Work item >>
For each line of the data below that holds "instance", copy the line.
======== Data listing ========
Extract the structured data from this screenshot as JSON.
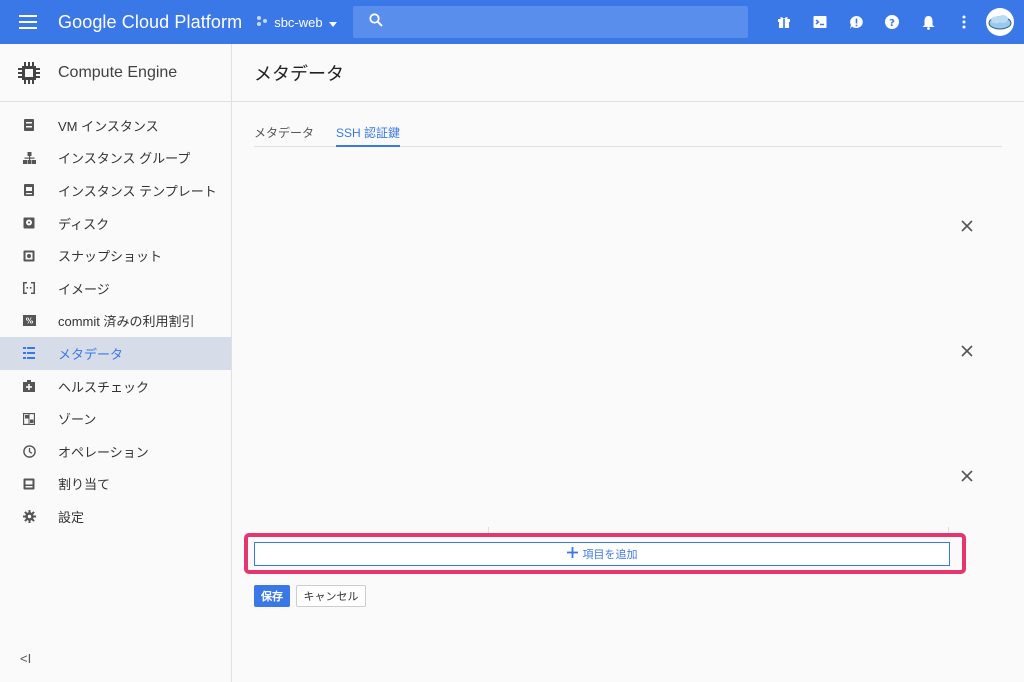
{
  "topbar": {
    "brand": "Google Cloud Platform",
    "project": "sbc-web",
    "search_placeholder": "",
    "icons": [
      "gift-icon",
      "cloud-shell-icon",
      "notifications-alert-icon",
      "help-icon",
      "bell-icon",
      "more-vert-icon",
      "avatar"
    ]
  },
  "sidebar": {
    "product": "Compute Engine",
    "items": [
      {
        "label": "VM インスタンス",
        "icon": "vm-instance-icon"
      },
      {
        "label": "インスタンス グループ",
        "icon": "instance-group-icon"
      },
      {
        "label": "インスタンス テンプレート",
        "icon": "instance-template-icon"
      },
      {
        "label": "ディスク",
        "icon": "disk-icon"
      },
      {
        "label": "スナップショット",
        "icon": "snapshot-icon"
      },
      {
        "label": "イメージ",
        "icon": "image-icon"
      },
      {
        "label": "commit 済みの利用割引",
        "icon": "percent-icon"
      },
      {
        "label": "メタデータ",
        "icon": "metadata-icon",
        "active": true
      },
      {
        "label": "ヘルスチェック",
        "icon": "health-check-icon"
      },
      {
        "label": "ゾーン",
        "icon": "zone-icon"
      },
      {
        "label": "オペレーション",
        "icon": "clock-icon"
      },
      {
        "label": "割り当て",
        "icon": "quota-icon"
      },
      {
        "label": "設定",
        "icon": "gear-icon"
      }
    ],
    "collapse": "<I"
  },
  "main": {
    "title": "メタデータ",
    "tabs": [
      {
        "label": "メタデータ",
        "active": false
      },
      {
        "label": "SSH 認証鍵",
        "active": true
      }
    ],
    "add_item": "項目を追加",
    "save": "保存",
    "cancel": "キャンセル"
  },
  "colors": {
    "topbar": "#3b78e7",
    "accent": "#3b78e7",
    "highlight": "#e6366e",
    "active_item_bg": "#d6dde9"
  }
}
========
Response >>
        "icon": "vm-instance-icon"
        "icon": "instance-group-icon"
        "icon": "instance-template-icon"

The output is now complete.